Web2: Centralized Telematic Interaction #

In the late 1990s, the popularization of the Internet led to economic speculation that culminated in the dot-com bubble burst. However, companies like O’Reilly Media, with terms such as “open source” and “web 2.0,” catalyzed an Internet renaissance. Web2 brought interactive applications, blogs, social networks, and multimedia platforms, transforming the web into a space of massive creation and consumption but also control by large corporations that manage and monetize user data.

Web3: Decentralized Liberation #

Web3, based on Blockchain, emerges in response to the centralization of Web2. Initially proposed by Satoshi Nakamoto in 2008 with Bitcoin, Blockchain allows secure and decentralized transactions without intermediaries. In 2013, Vitalik Buterin expanded this idea with Ethereum, a platform that uses Blockchain to develop decentralized applications, eliminating intermediaries and returning data control to users.

Fundamental Characteristics of Web3 #

Elimination of Intermediaries #

Web3 promotes a network of nodes without a central core, eliminating intermediaries and granting ownership and control of data to users.

Decentralized Trust #

The “trustless” axiom is based on autonomous algorithms that eliminate the need to trust human entities, focusing on mathematical and code security.

Identity and Pseudonymity #

Blockchain allows for an unmediated identity, where users are numerical sequences (public keys), enabling them to operate without revealing their physical identity.

Advances in Web3 #

Smart Contracts #

Smart contracts are programs that automatically execute when certain pre-established conditions are met. Vitalik Buterin designed Ethereum to extend Blockchain’s capabilities beyond monetary transactions, enabling the creation of decentralized applications (dApps). These contracts do not require intermediaries, reducing the risk of manipulation and increasing transparency and security in various transactions.

Decentralized Applications (dApps) #

dApps operate on a blockchain network and are open source, allowing any developer to contribute and improve their functionality. By eliminating intermediaries, dApps offer services such as decentralized finance (DeFi), games, social networks, and more in a secure and transparent environment.

Non-Fungible Tokens (NFTs) #

NFTs represent unique digital assets, whose ownership and authenticity are guaranteed by Blockchain. These tokens have revolutionized digital art, gaming, and other sectors by enabling the creation and sale of unique and verifiable digital assets.

Decentralized Autonomous Organizations (DAOs) #

DAOs are organizations managed by smart contracts and governed by their members through a decentralized voting system.

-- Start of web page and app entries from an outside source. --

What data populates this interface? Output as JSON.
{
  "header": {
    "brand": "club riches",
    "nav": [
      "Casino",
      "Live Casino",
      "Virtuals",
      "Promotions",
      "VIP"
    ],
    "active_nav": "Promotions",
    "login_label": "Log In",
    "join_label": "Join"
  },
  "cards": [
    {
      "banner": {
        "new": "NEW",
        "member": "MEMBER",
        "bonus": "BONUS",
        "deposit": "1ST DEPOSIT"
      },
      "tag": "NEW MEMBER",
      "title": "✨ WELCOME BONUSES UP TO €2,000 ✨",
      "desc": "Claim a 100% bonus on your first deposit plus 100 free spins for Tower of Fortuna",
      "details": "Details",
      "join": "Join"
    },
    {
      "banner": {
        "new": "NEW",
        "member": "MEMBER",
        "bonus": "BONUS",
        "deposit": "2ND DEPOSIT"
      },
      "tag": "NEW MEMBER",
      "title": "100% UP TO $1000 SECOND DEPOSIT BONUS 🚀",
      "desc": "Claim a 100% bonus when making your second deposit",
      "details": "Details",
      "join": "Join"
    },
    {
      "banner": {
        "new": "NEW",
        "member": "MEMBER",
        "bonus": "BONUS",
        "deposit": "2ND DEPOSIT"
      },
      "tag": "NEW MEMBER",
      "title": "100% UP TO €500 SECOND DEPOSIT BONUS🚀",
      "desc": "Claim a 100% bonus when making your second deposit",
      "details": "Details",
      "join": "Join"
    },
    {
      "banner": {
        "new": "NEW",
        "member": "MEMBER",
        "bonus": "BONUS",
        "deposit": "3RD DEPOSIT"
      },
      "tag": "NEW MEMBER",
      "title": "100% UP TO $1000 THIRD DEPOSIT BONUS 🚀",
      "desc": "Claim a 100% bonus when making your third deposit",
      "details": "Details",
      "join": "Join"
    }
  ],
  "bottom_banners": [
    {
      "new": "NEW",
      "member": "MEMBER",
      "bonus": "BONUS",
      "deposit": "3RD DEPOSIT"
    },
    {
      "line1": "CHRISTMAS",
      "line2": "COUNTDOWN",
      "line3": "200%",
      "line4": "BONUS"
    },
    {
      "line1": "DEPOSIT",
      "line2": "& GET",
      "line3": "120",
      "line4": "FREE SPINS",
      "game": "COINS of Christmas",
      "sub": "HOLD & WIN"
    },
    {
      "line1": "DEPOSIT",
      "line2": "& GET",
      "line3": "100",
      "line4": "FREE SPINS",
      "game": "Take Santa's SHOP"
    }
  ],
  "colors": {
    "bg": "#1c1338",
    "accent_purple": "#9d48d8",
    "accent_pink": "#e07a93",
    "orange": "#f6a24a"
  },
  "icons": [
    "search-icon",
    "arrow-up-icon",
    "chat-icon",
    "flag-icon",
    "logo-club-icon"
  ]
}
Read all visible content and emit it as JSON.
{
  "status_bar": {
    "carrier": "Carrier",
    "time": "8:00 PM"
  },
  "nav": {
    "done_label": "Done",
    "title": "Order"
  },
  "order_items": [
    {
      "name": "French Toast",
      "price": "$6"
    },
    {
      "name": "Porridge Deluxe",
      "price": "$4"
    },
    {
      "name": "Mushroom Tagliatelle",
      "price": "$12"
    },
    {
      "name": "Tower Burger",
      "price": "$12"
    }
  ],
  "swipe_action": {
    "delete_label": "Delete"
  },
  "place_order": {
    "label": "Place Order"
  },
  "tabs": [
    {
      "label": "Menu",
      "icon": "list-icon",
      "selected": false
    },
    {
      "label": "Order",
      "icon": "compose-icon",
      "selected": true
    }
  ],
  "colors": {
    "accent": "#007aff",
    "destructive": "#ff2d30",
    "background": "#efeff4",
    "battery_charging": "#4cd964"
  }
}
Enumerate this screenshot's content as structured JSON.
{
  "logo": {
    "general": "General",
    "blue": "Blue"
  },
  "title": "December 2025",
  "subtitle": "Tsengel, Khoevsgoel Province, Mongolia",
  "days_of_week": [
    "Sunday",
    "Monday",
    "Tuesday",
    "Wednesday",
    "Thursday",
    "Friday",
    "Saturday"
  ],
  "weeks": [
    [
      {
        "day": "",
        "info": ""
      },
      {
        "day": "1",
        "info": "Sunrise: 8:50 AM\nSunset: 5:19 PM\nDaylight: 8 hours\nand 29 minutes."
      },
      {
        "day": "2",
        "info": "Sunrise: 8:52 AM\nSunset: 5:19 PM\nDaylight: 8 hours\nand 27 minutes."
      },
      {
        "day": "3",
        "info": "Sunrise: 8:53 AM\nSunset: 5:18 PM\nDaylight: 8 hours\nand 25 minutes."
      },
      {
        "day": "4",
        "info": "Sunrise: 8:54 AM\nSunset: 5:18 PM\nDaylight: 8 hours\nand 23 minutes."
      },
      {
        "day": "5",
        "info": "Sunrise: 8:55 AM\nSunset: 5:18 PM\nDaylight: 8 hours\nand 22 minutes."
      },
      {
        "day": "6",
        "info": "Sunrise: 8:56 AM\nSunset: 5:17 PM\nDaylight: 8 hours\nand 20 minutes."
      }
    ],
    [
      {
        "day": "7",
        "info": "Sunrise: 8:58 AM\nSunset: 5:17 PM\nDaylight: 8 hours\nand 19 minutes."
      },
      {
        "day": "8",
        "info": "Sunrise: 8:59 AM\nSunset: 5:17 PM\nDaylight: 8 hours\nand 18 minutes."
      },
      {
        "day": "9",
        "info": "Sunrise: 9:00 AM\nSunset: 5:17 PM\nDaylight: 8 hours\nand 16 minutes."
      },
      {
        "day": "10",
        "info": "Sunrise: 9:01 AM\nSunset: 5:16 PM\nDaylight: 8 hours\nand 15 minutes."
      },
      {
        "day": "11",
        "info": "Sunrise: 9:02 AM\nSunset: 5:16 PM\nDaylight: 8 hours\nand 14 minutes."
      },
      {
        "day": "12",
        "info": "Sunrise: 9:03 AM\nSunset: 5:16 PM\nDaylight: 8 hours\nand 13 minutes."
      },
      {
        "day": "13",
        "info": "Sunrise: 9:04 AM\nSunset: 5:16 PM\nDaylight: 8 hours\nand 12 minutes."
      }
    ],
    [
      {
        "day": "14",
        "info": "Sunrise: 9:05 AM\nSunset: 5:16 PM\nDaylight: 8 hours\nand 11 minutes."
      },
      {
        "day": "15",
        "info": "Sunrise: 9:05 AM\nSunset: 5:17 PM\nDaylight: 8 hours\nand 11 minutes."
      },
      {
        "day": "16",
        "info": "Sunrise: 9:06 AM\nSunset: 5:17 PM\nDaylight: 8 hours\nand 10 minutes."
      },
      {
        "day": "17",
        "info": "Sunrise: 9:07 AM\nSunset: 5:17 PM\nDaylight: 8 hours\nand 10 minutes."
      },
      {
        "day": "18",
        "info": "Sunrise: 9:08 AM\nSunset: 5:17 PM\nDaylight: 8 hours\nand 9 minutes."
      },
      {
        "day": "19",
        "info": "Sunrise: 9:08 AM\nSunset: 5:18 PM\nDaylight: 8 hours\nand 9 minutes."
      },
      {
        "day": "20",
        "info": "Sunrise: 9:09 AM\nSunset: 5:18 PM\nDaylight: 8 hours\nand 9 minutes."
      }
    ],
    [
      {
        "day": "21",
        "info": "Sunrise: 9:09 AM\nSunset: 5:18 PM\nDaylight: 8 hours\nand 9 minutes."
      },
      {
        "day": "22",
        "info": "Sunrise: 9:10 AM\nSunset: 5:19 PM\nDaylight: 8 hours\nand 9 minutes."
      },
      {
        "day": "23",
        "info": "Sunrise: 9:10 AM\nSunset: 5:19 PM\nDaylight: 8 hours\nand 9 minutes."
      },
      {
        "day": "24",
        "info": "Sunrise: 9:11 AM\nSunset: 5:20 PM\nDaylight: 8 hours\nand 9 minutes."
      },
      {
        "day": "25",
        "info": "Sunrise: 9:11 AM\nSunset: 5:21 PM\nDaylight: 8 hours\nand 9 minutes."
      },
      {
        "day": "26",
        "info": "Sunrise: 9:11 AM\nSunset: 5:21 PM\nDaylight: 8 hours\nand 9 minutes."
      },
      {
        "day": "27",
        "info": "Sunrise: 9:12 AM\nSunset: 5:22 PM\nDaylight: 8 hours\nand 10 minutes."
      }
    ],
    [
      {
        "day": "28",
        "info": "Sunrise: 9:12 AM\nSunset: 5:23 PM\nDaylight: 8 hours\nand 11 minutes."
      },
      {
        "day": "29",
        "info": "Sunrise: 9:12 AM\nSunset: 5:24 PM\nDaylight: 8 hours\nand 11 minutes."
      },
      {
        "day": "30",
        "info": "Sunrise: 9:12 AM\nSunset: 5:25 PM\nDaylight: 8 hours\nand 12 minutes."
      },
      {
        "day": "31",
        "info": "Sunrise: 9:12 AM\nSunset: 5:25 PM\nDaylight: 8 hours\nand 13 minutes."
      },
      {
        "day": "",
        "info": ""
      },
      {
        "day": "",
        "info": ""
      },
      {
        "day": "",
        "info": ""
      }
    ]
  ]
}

This allows for more democratic and transparent management, as decisions are collectively made and recorded on the Blockchain.

Web3 represents a nominal and data revolution, providing greater digital sovereignty and allowing users to define and control their identity and content in virtuality. With technologies like smart contracts, dApps, NFTs, and DAOs, Web3 offers a future where users have full control over their data and transactions without the need for centralized intermediaries.